Risk to Texans remains low, according to the Texas Department of State Health Services.
As the coronavirus continues to spread across the world, with an individual infected with the virus currently under federal quarantine at a military base in San Antonio, many in Jack County are wondering what threats are posed to the community. According to local health officials, threats of a community-wide outbreak are currently low.
“Over the last several weeks, we have been closely monitoring news reports of the coronavirus and how the threat can affect residents across the country and here at home in Jack County,” explains Frank L. Beaman, CEO of FCHS. “We continue to work under guidelines and recommendations by the CDC, as well as local, regional, and state health services regarding action plans regarding screening methods and how to respond should cases be detected in our region.”
The Texas Department of State Health Services (DSHS) reports that the case in San Antonio does not change the risk of infection for people in the immediate area or other parts of Texas, because the patient has been under quarantine. The risk for all Texans remains low at this time.
According to the Centers for Disease Control and Prevention (CDC), the 2019 novel coronavirus (formally known as COVID-19) is a new virus that causes respiratory illness in people and can spread from person to person. The virus was first identified during an investigation into an outbreak in Wuhan, China.
The virus has killed 1,775 people so far and sickened more than 71,000 worldwide.
“We are continuously working with our team members and all clinical staff to make sure everyone is aware of how to respond to patients who are believed to be infected with the coronavirus,” Beaman explains. “From quarantining the patient to protecting our frontline workers, we are preparing how we should react accordingly.”

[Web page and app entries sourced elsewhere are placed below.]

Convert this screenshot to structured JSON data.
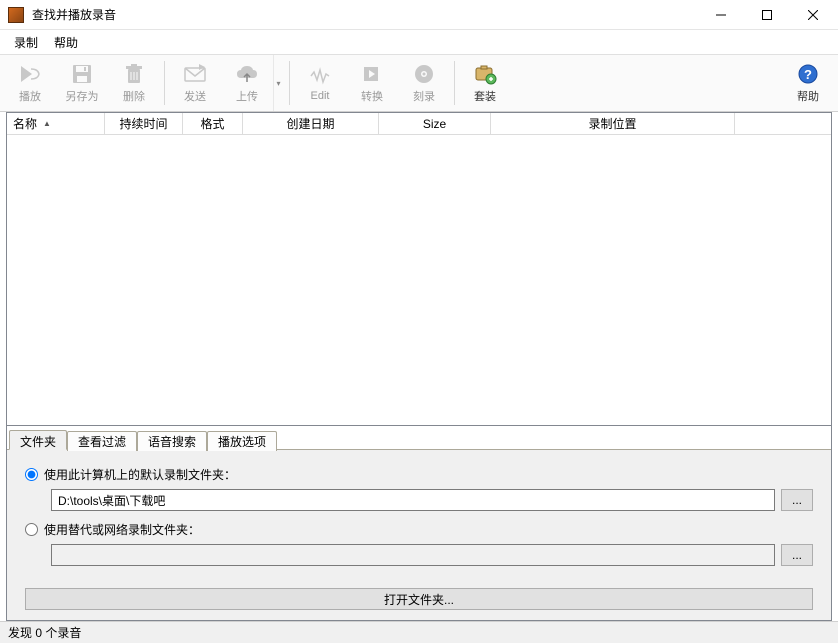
{
  "window": {
    "title": "查找并播放录音",
    "minimize": "−",
    "maximize": "□",
    "close": "×"
  },
  "menu": {
    "record": "录制",
    "help": "帮助"
  },
  "toolbar": {
    "play": "播放",
    "save_as": "另存为",
    "delete": "删除",
    "send": "发送",
    "upload": "上传",
    "edit": "Edit",
    "convert": "转换",
    "burn": "刻录",
    "suite": "套装",
    "help": "帮助"
  },
  "columns": {
    "name": "名称",
    "duration": "持续时间",
    "format": "格式",
    "created": "创建日期",
    "size": "Size",
    "location": "录制位置"
  },
  "tabs": {
    "folder": "文件夹",
    "filter": "查看过滤",
    "voice_search": "语音搜索",
    "play_options": "播放选项"
  },
  "folder_panel": {
    "use_default_label": "使用此计算机上的默认录制文件夹：",
    "default_path": "D:\\tools\\桌面\\下载吧",
    "use_alt_label": "使用替代或网络录制文件夹：",
    "alt_path": "",
    "browse": "...",
    "open_folder": "打开文件夹..."
  },
  "status": {
    "text": "发现 0 个录音"
  }
}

It is currently unclear how easily or sustainably this virus is spreading between people. Although it is believed that the virus is spreading from an infected person to others through respiratory droplets released into the air by coughing and sneezing; close personal contact, such as touching or shaking hands; touching an object or surface with the virus on it, then touching your mouth, nose, or eyes before washing your hands; and rarely, fecal contamination.
Individuals who have been confirmed to be infected with the coronavirus have reportedly had mild to severe respiratory illness with symptoms that include fever, cough, and shortness of breath. At this time, the CDC believes that symptoms may appear in as few as two days or up to 14 days following exposure.
The CDC has developed a new laboratory test kit for use in testing patient specimens for severe acute respiratory syndrome coronavirus 2 (SARS-CoV-2), the virus that causes COVID-19. While the test is not currently available in U.S. hospitals or other primary care settings, procedures have been set in place for healthcare facilities to obtain lab specimens and submit to the CDC for testing.
Beaman says that if you believe you may be experiencing symptoms of the coronavirus and have recently traveled to China, or have been exposed to a sick traveler from China, within the last two weeks, you should call your primary healthcare provider.
“As recommended by the state, if you believe you might be infected with the virus, we ask that you call your doctor’s office or our local emergency department before heading to the facility,” Beaman says. “This is simply a precautionary method to prevent any potential spread.”